Fri Oct 14, 2016 6:04am EDT
 
Email This Article |
Share This Article
  • Facebook
  • LinkedIn
  • Twitter
| Print This Article | Single Page
[-] Text [+]

By Matthew Miller

BEIJING (Reuters) - General Electric Co (GE) (GE.N: Quote) expects increased partnership with Chinese infrastructure firms along China's 'New Silk Road' which aims to link Asia with Europe and the Middle East to generate a significant jump in third-party country sales.

Vice Chairman John Rice said on Thursday the U.S. industrial conglomerate is seeking greater cooperation with Chinese engineering, procurement and construction companies in the 65 countries identified in the Silk Road corridor.
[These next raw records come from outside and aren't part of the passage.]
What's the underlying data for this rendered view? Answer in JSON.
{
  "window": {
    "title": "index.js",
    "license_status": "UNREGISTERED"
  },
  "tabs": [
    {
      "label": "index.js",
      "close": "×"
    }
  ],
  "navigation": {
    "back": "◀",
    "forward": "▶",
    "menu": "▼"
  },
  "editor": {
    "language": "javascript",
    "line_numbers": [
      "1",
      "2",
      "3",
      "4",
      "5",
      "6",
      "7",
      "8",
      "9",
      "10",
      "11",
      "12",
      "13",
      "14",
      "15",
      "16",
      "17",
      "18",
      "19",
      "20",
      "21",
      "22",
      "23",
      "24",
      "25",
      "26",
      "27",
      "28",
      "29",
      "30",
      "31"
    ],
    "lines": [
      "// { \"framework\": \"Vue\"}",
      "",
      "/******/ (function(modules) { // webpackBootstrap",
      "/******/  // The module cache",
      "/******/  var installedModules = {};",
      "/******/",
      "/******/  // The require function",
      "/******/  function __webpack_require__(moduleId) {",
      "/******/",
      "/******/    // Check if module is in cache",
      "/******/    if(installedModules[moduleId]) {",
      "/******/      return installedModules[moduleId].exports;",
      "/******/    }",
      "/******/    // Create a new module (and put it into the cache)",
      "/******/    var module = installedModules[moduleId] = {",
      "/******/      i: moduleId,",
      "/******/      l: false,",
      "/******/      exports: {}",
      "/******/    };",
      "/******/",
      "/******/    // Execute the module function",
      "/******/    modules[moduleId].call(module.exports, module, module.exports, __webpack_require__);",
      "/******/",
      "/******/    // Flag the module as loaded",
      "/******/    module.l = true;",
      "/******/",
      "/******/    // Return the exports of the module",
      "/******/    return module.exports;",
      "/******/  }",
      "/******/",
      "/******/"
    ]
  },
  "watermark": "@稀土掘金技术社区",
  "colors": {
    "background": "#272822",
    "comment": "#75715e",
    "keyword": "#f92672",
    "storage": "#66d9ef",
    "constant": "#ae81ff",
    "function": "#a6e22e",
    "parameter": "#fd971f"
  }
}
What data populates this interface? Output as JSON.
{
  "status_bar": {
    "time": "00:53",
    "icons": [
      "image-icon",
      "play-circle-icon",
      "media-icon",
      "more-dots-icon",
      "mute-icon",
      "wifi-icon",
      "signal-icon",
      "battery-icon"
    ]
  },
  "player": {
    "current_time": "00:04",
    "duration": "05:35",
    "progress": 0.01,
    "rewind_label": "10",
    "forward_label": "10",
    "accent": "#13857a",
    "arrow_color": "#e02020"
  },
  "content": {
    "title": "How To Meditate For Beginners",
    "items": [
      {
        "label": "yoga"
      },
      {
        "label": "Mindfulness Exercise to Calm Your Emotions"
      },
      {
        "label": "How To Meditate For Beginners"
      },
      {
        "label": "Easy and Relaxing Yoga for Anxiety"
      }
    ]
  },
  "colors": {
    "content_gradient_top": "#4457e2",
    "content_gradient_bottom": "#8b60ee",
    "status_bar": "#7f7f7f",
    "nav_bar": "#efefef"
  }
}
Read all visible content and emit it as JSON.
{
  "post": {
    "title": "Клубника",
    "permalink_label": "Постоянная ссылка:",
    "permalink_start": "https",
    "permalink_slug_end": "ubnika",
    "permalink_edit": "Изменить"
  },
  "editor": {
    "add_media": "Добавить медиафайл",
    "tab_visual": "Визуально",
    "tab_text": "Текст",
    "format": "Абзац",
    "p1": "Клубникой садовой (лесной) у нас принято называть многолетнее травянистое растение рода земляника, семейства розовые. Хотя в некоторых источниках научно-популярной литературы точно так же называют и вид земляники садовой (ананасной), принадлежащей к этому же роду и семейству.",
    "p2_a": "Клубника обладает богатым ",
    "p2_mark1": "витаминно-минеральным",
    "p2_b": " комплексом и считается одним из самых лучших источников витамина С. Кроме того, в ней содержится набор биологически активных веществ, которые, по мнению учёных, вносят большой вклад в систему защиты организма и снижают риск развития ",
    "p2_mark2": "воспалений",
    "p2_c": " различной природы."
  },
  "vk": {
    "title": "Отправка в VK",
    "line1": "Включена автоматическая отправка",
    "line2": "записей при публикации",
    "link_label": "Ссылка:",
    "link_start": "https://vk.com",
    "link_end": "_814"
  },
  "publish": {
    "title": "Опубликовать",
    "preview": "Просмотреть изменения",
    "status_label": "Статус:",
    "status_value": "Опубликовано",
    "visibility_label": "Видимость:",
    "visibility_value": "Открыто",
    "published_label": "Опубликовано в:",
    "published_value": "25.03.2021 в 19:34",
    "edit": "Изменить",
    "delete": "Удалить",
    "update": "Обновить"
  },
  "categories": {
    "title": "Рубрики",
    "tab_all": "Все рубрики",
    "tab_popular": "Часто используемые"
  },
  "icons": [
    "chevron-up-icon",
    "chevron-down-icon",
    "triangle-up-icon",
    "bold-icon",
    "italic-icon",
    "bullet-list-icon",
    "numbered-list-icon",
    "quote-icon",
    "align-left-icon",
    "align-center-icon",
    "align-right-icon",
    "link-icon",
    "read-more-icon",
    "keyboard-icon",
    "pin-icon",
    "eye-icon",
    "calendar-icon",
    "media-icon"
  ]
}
Rice said GE's third-party country revenue involving Chinese partners, which now stands at about $1 billion per year, could jump to more than $5 billion a year, and may reach $10 billion annually.

"Energy is going to be where a lot of where the action is in the short and mid-term," said Rice, who spoke with Reuters on the sidelines of an industry summit GE organized for Chinese suppliers.

GE is among a handful of Western players such as Deutsche Post's (DPWGn.DE: Quote) DHL Group and heavy machinery maker Caterpillar Inc (CAT.N: Quote) who have identified opportunities from the initiative, launched by President Xi Jinping in 2013.

Caterpillar has said that it hoped to participate in building the network links crucial to the initiative, while DHL has in recent months launched services that use rail infrastructure connecting China and Europe.

For GE, which operates 34 joint ventures and employs 22,000 people in China, third-party cooperation projects also should bolster company revenue at a time when country sales have been hit by a slowing economy and the government's anti-corruption campaign.

GE's China revenue, which increased by 1 percent last year to about $8 billion, will be "slightly" better in the current year, Rice said.   Continued...

 
The logo of Dow Jones Industrial Average stock market index listed company General Electric is shown at their subsidiary company GE Aviation in Santa Ana, California April 13, 2016.  REUTERS/Mike Blake/File Photo